By Robert Scott
All writers in Op Ed are here to inform and acknowledge issues of importance to our communities, however these writings represent the views and opinions of the authors and not necessarily of The Advertiser.
To a military veteran whose active service spanned Vietnam to Desert Storm, the words “Thank
you for your service” were most welcome. Such words were scarce following Vietnam; that only
made them sweeter following wartime service in the Middle East.
There is a new group of men and women providing service now, during what is described as a
new war: the war against COVID-19. Service is being provided not in some faraway land by
heroes in uniform, but right here and by people in everything from scrubs to jeans to outdoor
work clothes. These are the men and women, old and young, who are still at the job providing
work deemed essential while most of us are enjoined, with increasing urgency, to stay at home.
Who are these essential workers? Some are the “white collar” workers who are able to work on
their normal jobs in a very abnormal way: from their home computers, telecommuting.
Teachers, tax accountants, and newspaper editors (including of The Edgefield Advertiser) fall
into this category of essential workers; our thanks go out to them all, for keeping the wheels of
commerce moving, providing an opportunity for the rest of us to learn, to be kept informed,
and to have the administrative portions of our lives continue as they must; that is the very
definition of essential work.
But others are doing work that is arguably more heroic: continuing to leave their homes to go
to work because their work is essential, and it’s not done online but with their hands, their
arms, and their backs. These are the grocery clerks and managers, the pharmacists, the doctors
and nurses and veterinarians whose service is absolutely necessary for the rest of us to keep
going. Some of these people are well paid professionals, for whom being essential is rewarded
even in normal times; but many are not. They are people whose normal work in most cases
earns them something above the minimum wage, but not by much. The employee who hands
you your take-out dinner, the grocery clerk who wears a mask in an effort to avoid becoming
sick while ringing up his or her 100 th customer that shift, the newly installed security watch at
the gate to the nursing home grounds – these are people who earn our gratitude, as we are
thank them along with the doctors, the nurses, and the cleaning staff at our hospitals.
Also serving us are the agricultural workers in our peach and vegetable industries. Some of
them are seasonal workers whose English is not as good as yours and mine, and some of them
indeed may be here without having all their paperwork in order – but they are essential
workers, too. Not only are they vital to keeping Edgefield County working, COVID-19 or not;

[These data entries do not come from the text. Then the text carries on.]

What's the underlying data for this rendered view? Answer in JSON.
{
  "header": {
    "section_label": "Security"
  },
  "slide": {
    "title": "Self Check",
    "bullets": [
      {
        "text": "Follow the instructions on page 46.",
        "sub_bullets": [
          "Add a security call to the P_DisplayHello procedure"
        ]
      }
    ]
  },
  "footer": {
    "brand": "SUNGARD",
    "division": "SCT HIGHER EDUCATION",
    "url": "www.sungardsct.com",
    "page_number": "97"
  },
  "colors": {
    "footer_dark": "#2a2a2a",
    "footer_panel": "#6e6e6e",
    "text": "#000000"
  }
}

they are vital to keeping food on our tables.
And to each and every one of them, to each and to every one of our readers who fall into any of
those “essential” services, let us all give a heartfelt greeting: thank you for your service!